• WORK ITEM:
Word for word, copy the entire listing below, but do not carry over any pictures.

• INPUT MATERIAL:
+---+

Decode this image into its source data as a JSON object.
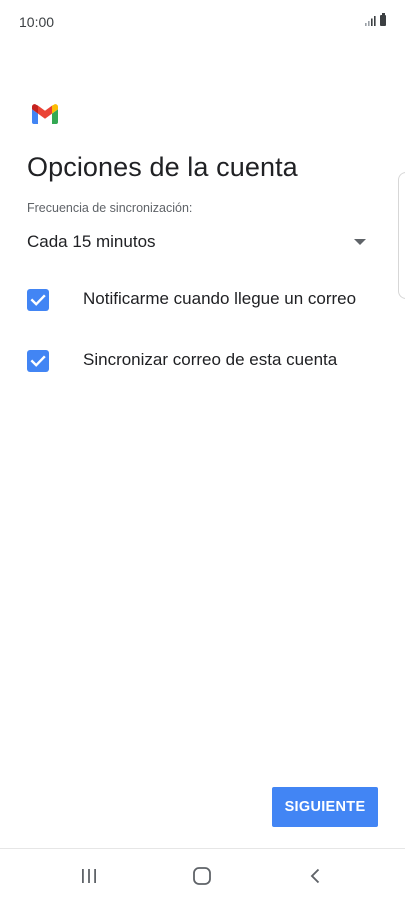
{
  "status_bar": {
    "time": "10:00",
    "icons": [
      "signal-icon",
      "battery-icon"
    ]
  },
  "app": {
    "logo": "gmail-logo",
    "brand_colors": {
      "blue": "#4285F4",
      "red": "#EA4335",
      "yellow": "#FBBC04",
      "green": "#34A853",
      "dark_red": "#C5221F"
    }
  },
  "page": {
    "title": "Opciones de la cuenta"
  },
  "sync": {
    "label": "Frecuencia de sincronización:",
    "selected": "Cada 15 minutos"
  },
  "options": [
    {
      "label": "Notificarme cuando llegue un correo",
      "checked": true
    },
    {
      "label": "Sincronizar correo de esta cuenta",
      "checked": true
    }
  ],
  "actions": {
    "next_label": "SIGUIENTE"
  },
  "nav_bar": {
    "items": [
      "recents-icon",
      "home-icon",
      "back-icon"
    ]
  },
  "colors": {
    "accent": "#4285F4",
    "text_primary": "#202124",
    "text_secondary": "#5F6368",
    "background": "#FFFFFF"
  }
}
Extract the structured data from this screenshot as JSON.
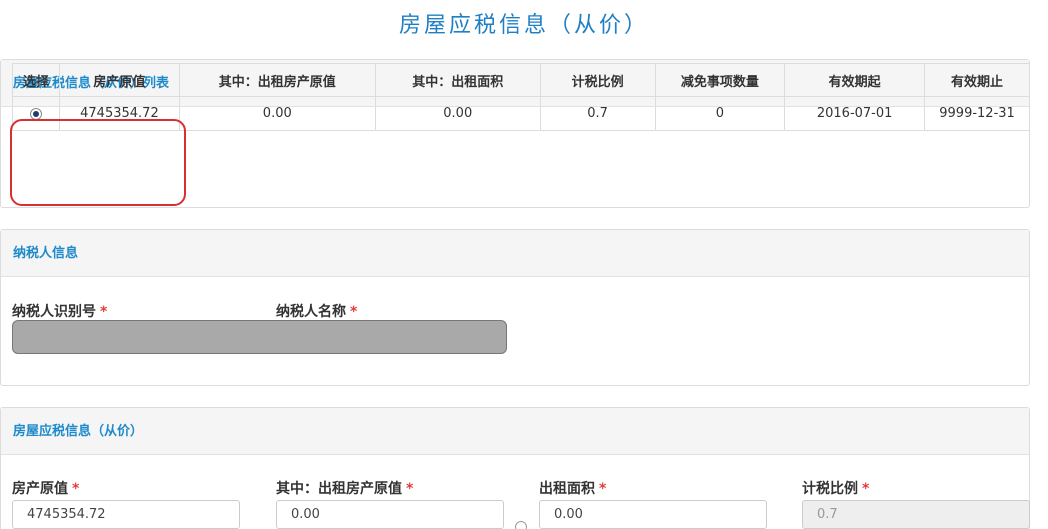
{
  "page_title": "房屋应税信息（从价）",
  "list_panel": {
    "heading": "房屋应税信息（从价）列表",
    "columns": [
      "选择",
      "房产原值",
      "其中：出租房产原值",
      "其中：出租面积",
      "计税比例",
      "减免事项数量",
      "有效期起",
      "有效期止"
    ],
    "rows": [
      {
        "selected": true,
        "original_value": "4745354.72",
        "rental_original_value": "0.00",
        "rental_area": "0.00",
        "tax_ratio": "0.7",
        "relief_count": "0",
        "valid_from": "2016-07-01",
        "valid_to": "9999-12-31"
      }
    ]
  },
  "taxpayer_panel": {
    "heading": "纳税人信息",
    "taxpayer_id_label": "纳税人识别号",
    "taxpayer_name_label": "纳税人名称",
    "required_mark": "*"
  },
  "info_panel": {
    "heading": "房屋应税信息（从价）",
    "required_mark": "*",
    "fields": {
      "original_value": {
        "label": "房产原值",
        "value": "4745354.72"
      },
      "rental_original_value": {
        "label": "其中：出租房产原值",
        "value": "0.00"
      },
      "rental_area": {
        "label": "出租面积",
        "value": "0.00"
      },
      "tax_ratio": {
        "label": "计税比例",
        "value": "0.7"
      }
    }
  },
  "colors": {
    "accent": "#1e8acb",
    "title": "#1f7fc5",
    "required": "#e03c3c",
    "highlight": "#d63031"
  }
}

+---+

• RESULT OF THE TASK:
Decode this image into its source data as a JSON object.
{
  "status_bar": {
    "time": "10:00",
    "icons": [
      "signal-icon",
      "battery-icon"
    ]
  },
  "app": {
    "logo": "gmail-logo",
    "brand_colors": {
      "blue": "#4285F4",
      "red": "#EA4335",
      "yellow": "#FBBC04",
      "green": "#34A853",
      "dark_red": "#C5221F"
    }
  },
  "page": {
    "title": "Opciones de la cuenta"
  },
  "sync": {
    "label": "Frecuencia de sincronización:",
    "selected": "Cada 15 minutos"
  },
  "options": [
    {
      "label": "Notificarme cuando llegue un correo",
      "checked": true
    },
    {
      "label": "Sincronizar correo de esta cuenta",
      "checked": true
    }
  ],
  "actions": {
    "next_label": "SIGUIENTE"
  },
  "nav_bar": {
    "items": [
      "recents-icon",
      "home-icon",
      "back-icon"
    ]
  },
  "colors": {
    "accent": "#4285F4",
    "text_primary": "#202124",
    "text_secondary": "#5F6368",
    "background": "#FFFFFF"
  }
}
Extract the structured data from this screenshot as JSON.
{
  "page_title": "房屋应税信息（从价）",
  "list_panel": {
    "heading": "房屋应税信息（从价）列表",
    "columns": [
      "选择",
      "房产原值",
      "其中：出租房产原值",
      "其中：出租面积",
      "计税比例",
      "减免事项数量",
      "有效期起",
      "有效期止"
    ],
    "rows": [
      {
        "selected": true,
        "original_value": "4745354.72",
        "rental_original_value": "0.00",
        "rental_area": "0.00",
        "tax_ratio": "0.7",
        "relief_count": "0",
        "valid_from": "2016-07-01",
        "valid_to": "9999-12-31"
      }
    ]
  },
  "taxpayer_panel": {
    "heading": "纳税人信息",
    "taxpayer_id_label": "纳税人识别号",
    "taxpayer_name_label": "纳税人名称",
    "required_mark": "*"
  },
  "info_panel": {
    "heading": "房屋应税信息（从价）",
    "required_mark": "*",
    "fields": {
      "original_value": {
        "label": "房产原值",
        "value": "4745354.72"
      },
      "rental_original_value": {
        "label": "其中：出租房产原值",
        "value": "0.00"
      },
      "rental_area": {
        "label": "出租面积",
        "value": "0.00"
      },
      "tax_ratio": {
        "label": "计税比例",
        "value": "0.7"
      }
    }
  },
  "colors": {
    "accent": "#1e8acb",
    "title": "#1f7fc5",
    "required": "#e03c3c",
    "highlight": "#d63031"
  }
}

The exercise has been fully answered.